The manuscripts consist primarily of personal accounts by Lockwood of speeches and important law cases. Newspaper clippings and articles document Lockwood's involvement in the woman suffrage and peace movements, as well as her legal and political activities. Many of the later clippings are biographical summaries celebrating her life. There is a small amount of material about the American Woman's Republic.
Correspondents in this collection include: Arabella Carter, Amanda Deyo, Lella Crum Gardner, and Alfred H. Love.
Later materials include activities surrounding the Belva Lockwood U.S. postage stamp, issued in 1986, and biographical writings about her life and work.
In 2017, historian and Lockwood biographer, Jill Norgren dontated photocopies of Lockwood documents which she had gathered from numerous libraries and collections. This set of boxes was organized by Norgren.

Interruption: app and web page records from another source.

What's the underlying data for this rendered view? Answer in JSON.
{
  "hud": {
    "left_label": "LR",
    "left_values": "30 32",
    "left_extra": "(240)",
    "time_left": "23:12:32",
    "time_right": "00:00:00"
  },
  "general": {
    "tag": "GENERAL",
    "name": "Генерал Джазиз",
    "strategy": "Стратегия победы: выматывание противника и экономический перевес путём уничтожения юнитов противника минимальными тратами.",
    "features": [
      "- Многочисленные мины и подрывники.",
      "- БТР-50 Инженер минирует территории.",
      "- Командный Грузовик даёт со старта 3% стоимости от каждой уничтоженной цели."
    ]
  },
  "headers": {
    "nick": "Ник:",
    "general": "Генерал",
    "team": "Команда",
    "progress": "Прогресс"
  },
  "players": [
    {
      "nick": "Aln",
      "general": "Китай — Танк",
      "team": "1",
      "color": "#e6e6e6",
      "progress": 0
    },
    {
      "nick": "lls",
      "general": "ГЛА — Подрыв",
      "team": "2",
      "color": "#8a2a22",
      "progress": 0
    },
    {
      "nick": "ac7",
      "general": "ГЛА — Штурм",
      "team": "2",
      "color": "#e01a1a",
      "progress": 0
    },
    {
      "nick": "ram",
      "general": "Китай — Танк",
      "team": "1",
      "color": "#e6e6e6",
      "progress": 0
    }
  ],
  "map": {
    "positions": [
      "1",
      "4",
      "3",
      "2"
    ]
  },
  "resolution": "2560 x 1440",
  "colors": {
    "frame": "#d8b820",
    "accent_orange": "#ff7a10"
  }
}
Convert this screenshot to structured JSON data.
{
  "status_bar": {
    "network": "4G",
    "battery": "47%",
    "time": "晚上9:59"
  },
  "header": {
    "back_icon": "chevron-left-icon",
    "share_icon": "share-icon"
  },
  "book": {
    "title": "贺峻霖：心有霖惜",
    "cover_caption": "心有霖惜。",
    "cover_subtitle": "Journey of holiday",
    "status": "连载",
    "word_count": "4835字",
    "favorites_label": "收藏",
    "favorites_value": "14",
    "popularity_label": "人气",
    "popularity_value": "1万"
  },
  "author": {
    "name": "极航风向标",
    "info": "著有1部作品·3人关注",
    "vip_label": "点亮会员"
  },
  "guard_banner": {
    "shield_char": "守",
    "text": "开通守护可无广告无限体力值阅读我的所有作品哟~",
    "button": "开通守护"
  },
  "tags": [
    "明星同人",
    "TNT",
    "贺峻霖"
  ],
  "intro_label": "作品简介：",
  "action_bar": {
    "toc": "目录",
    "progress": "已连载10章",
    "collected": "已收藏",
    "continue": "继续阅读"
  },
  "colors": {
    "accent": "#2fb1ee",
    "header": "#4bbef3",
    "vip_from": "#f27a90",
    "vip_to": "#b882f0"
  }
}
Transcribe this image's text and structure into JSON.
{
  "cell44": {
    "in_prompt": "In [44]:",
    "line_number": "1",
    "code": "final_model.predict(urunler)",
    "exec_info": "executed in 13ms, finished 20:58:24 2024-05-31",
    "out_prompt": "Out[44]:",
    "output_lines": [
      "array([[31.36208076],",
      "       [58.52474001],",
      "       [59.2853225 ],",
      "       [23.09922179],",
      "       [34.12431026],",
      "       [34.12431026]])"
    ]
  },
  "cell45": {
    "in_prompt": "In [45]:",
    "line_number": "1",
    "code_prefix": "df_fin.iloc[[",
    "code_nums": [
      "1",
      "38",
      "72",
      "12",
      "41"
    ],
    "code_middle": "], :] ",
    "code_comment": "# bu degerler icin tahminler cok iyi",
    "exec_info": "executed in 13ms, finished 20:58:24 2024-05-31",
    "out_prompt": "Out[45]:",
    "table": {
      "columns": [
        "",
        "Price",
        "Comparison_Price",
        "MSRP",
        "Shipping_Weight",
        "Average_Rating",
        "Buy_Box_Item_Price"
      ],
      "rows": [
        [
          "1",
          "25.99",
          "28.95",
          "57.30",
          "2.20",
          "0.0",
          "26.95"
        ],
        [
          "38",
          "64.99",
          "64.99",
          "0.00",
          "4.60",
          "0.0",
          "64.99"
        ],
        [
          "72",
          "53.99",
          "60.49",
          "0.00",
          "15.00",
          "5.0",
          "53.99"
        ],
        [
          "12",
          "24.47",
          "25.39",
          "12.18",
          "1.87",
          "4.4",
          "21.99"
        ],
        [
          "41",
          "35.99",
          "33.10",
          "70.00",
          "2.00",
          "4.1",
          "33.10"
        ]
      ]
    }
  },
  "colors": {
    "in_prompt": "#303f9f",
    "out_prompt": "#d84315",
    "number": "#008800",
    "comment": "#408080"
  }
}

This collection is organized into three series:. Series I contains Biographical material and all correspondence; Series II contains writings by Lockwood; Series III contains writings about Lockwood; and Series IV contains information on Lockwood ephemera.
Considering the rarity of Lockwood materials, researchers are asked to use photocopies of the original materials, including the photographs. Original documents and photographs may be viewed with permission of the Curator.
The boxes designated as Acc. 2017-022 form the section of the collection donated by Jill Norgren. The material remains in the order in which it was donated. The folder titles were assigned by Norgren.
Guide to the Swarthmore College Peace Collection, 2nd ed., p. 38.
Guide to Sources on Women in the Swarthmore College Peace Collection, p. 15.
Gift of Devere Allen, Lella Crum Gardner, Jill Norgren, and others, 1949, 1950s, 1980s, 1990s, 2000s
This collection was processed by Peace Collection staff and was last revised in February, 2007.
Items removed include photographs, consisting mostly of portraits of Lockwood from the 1870s to (approximately) 1910.
- United States. Supreme Court
- Universal Peace Union
- American Woman's Republic
- National Equal Rights Party (U.S.)
- Lawyers -- United States -- History -- Sources
- Women lawyers -- United States -- History -- Sources
- Suffragists -- United States -- History -- Sources
- Peace Movements -- United States -- History -- Sources
- Practice of law -- United States -- History -- Sources
- Women and Peace -- History -- Sources
- Courts of last resort -- United States -- History -- Sources
- Women's rights -- United States -- History -- Sources
- Political parties -- United States -- History -- Sources
- Peace -- Societies, etc. -- History -- Sources
- Courts -- United States -- History -- Sources
- Swarthmore College Peace Collection
- Access Restrictions
Yes, photocopies of documents should be used instead of originals in most cases. Original documents and photographs are separate and restricted, but may be used with permission of Curator.
All or part of this collection is stored off-site. Contact Swarthmore College Peace Collection staff at email@example.com at least two weeks in advance of visit to request boxes.
- Copyright may have been transferred to the Swarthmore College Peace Collection. Or copyright may retained by the authors of items in these papers, or their descendants, as stipulated by United States copyright law.
- Use Restrictions
[The 1881 letter contains Densmore's description of Lockwood]
[Originals are located in B: 96 with original Lockwood manuscripts]
[Compact Disc-see Peace Collection audiovisual collection database or further information.]
432 9th Union League Building 1866-1874; 619 F St 1877-1914; 5 10th St 1875-1877